Bill Cunningham — the New York Times street style photographer with a keen eye who earned a soft spot in the hearts of New Yorkers and many beyond — has died at age 87.
He was recently hospitalized for a stroke, and his employer of almost 40 years confirmed his death today.
Cunningham’s "On the Street" photography isn’t just a staple of the New York Times Style section; it's a window into how people dress and live that, because of his incredible commitment, spans decades. Cunningham was revered for his ability to spot trends and patterns before the fashion industry made them ubiquitous, just because they caught his eye. He counts some of the most influential people in fashion among his fans, like Vogue editor Anna Wintour, who has said of him with much affection, "We all get dressed for Bill."
But Cunningham didn’t care about celebrity, or about getting recognition for his photography. As Jacob Bernstein’s obituary for the New York Times puts it, "He wanted to find subjects, not be the subject."
This was the conundrum of the wonderful 2010 documentary Bill Cunningham New York. It let the world in on Cunningham’s life, in which he trundled around his tiny Carnegie Hall apartment, bicycled around the city, and searched the streets for the fantastic, magnetic people who inspired him.
Cunningham lived for his photography in every sense, and lived to find the sparkle in everyday life. To use his own words: "He who seeks beauty will find it."

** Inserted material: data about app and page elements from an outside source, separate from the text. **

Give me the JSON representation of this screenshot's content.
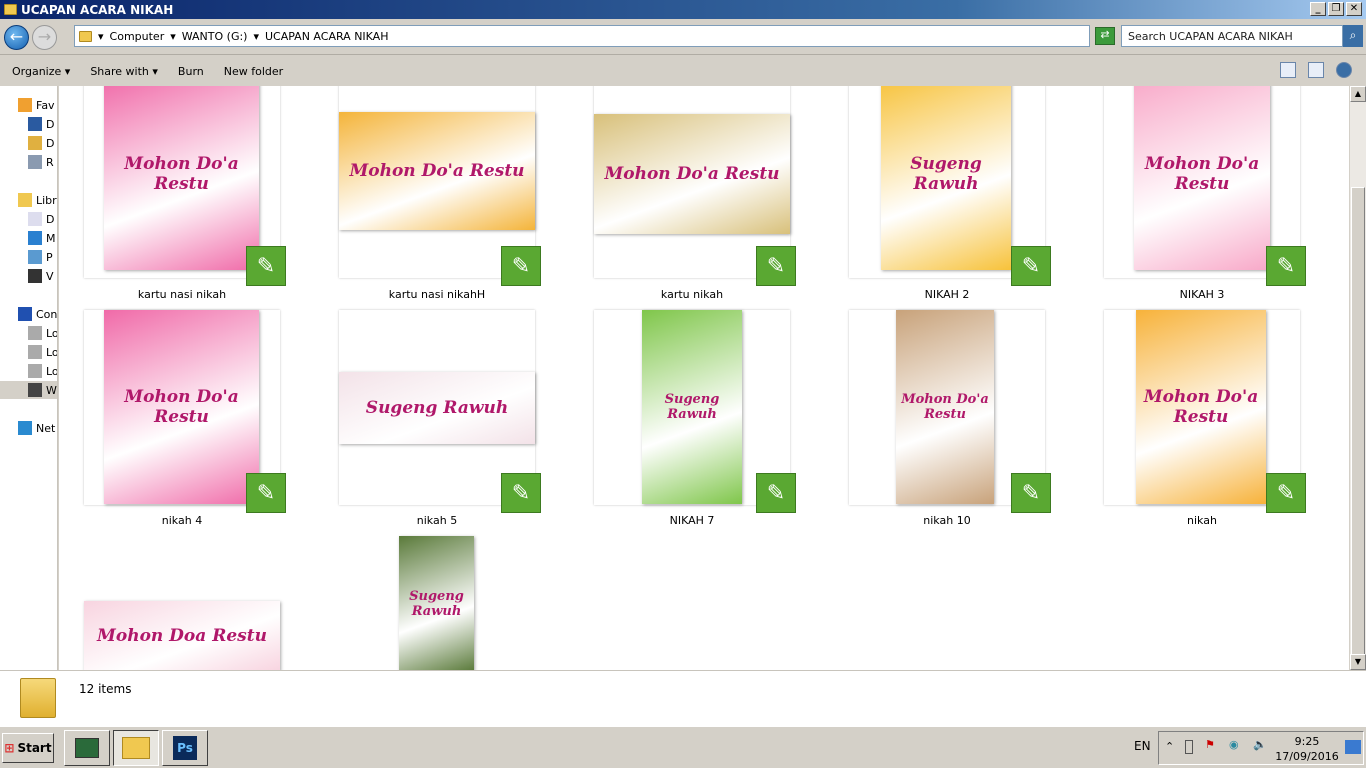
{
  "window": {
    "title": "UCAPAN ACARA NIKAH"
  },
  "address": {
    "crumbs": [
      "Computer",
      "WANTO (G:)",
      "UCAPAN ACARA NIKAH"
    ],
    "search_placeholder": "Search UCAPAN ACARA NIKAH"
  },
  "toolbar": {
    "organize": "Organize",
    "share": "Share with",
    "burn": "Burn",
    "new_folder": "New folder"
  },
  "sidebar": {
    "items": [
      {
        "label": "Fav",
        "icon": "star-icon"
      },
      {
        "label": "D",
        "icon": "desktop-icon"
      },
      {
        "label": "D",
        "icon": "downloads-icon"
      },
      {
        "label": "R",
        "icon": "recent-places-icon"
      },
      {
        "label": "Libr",
        "icon": "libraries-icon"
      },
      {
        "label": "D",
        "icon": "documents-icon"
      },
      {
        "label": "M",
        "icon": "music-icon"
      },
      {
        "label": "P",
        "icon": "pictures-icon"
      },
      {
        "label": "V",
        "icon": "videos-icon"
      },
      {
        "label": "Con",
        "icon": "computer-icon"
      },
      {
        "label": "Lo",
        "icon": "local-disk-icon"
      },
      {
        "label": "Lo",
        "icon": "local-disk-icon"
      },
      {
        "label": "Lo",
        "icon": "local-disk-icon"
      },
      {
        "label": "W",
        "icon": "removable-drive-icon"
      },
      {
        "label": "Net",
        "icon": "network-icon"
      }
    ]
  },
  "files": [
    {
      "name": "kartu nasi nikah",
      "thumb_text": "Mohon Do'a Restu",
      "bg": "#f06aa8"
    },
    {
      "name": "kartu nasi nikahH",
      "thumb_text": "Mohon Do'a Restu",
      "bg": "#f4b43a"
    },
    {
      "name": "kartu nikah",
      "thumb_text": "Mohon Do'a Restu",
      "bg": "#d8c07a"
    },
    {
      "name": "NIKAH 2",
      "thumb_text": "Sugeng Rawuh",
      "bg": "#f7c23a"
    },
    {
      "name": "NIKAH 3",
      "thumb_text": "Mohon Do'a Restu",
      "bg": "#f8a8c8"
    },
    {
      "name": "nikah 4",
      "thumb_text": "Mohon Do'a Restu",
      "bg": "#f06aa8"
    },
    {
      "name": "nikah 5",
      "thumb_text": "Sugeng Rawuh",
      "bg": "#f3e2e8"
    },
    {
      "name": "NIKAH 7",
      "thumb_text": "Sugeng Rawuh",
      "bg": "#7fc64a"
    },
    {
      "name": "nikah 10",
      "thumb_text": "Mohon Do'a Restu",
      "bg": "#c8a27a"
    },
    {
      "name": "nikah",
      "thumb_text": "Mohon Do'a Restu",
      "bg": "#f7b23a"
    },
    {
      "name": "",
      "thumb_text": "Mohon Doa Restu",
      "bg": "#f8d4e0"
    },
    {
      "name": "",
      "thumb_text": "Sugeng Rawuh",
      "bg": "#5a7a3a"
    }
  ],
  "status": {
    "count": "12 items"
  },
  "taskbar": {
    "start": "Start",
    "ps": "Ps",
    "lang": "EN",
    "time": "9:25",
    "date": "17/09/2016"
  }
}
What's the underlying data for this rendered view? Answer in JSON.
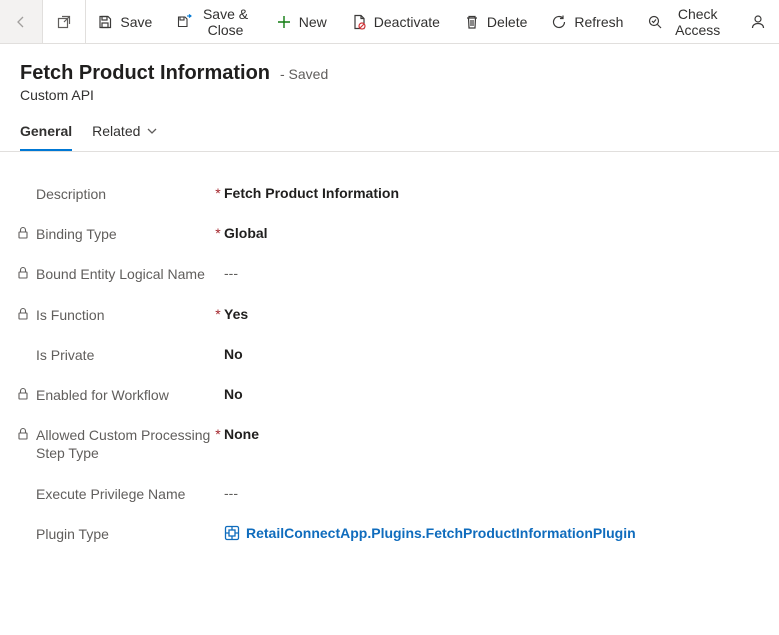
{
  "toolbar": {
    "save": "Save",
    "saveClose": "Save & Close",
    "new": "New",
    "deactivate": "Deactivate",
    "delete": "Delete",
    "refresh": "Refresh",
    "checkAccess": "Check Access"
  },
  "header": {
    "title": "Fetch Product Information",
    "savedBadge": "- Saved",
    "entityType": "Custom API"
  },
  "tabs": {
    "general": "General",
    "related": "Related"
  },
  "form": {
    "description": {
      "label": "Description",
      "value": "Fetch Product Information",
      "required": true,
      "locked": false
    },
    "bindingType": {
      "label": "Binding Type",
      "value": "Global",
      "required": true,
      "locked": true
    },
    "boundEntity": {
      "label": "Bound Entity Logical Name",
      "value": "---",
      "required": false,
      "locked": true
    },
    "isFunction": {
      "label": "Is Function",
      "value": "Yes",
      "required": true,
      "locked": true
    },
    "isPrivate": {
      "label": "Is Private",
      "value": "No",
      "required": false,
      "locked": false
    },
    "enabledWorkflow": {
      "label": "Enabled for Workflow",
      "value": "No",
      "required": false,
      "locked": true
    },
    "allowedStep": {
      "label": "Allowed Custom Processing Step Type",
      "value": "None",
      "required": true,
      "locked": true
    },
    "execPrivilege": {
      "label": "Execute Privilege Name",
      "value": "---",
      "required": false,
      "locked": false
    },
    "pluginType": {
      "label": "Plugin Type",
      "value": "RetailConnectApp.Plugins.FetchProductInformationPlugin",
      "required": false,
      "locked": false
    }
  }
}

See Cunningham’s final feature for the New York Times on black-and-white contrasts, or "Duality."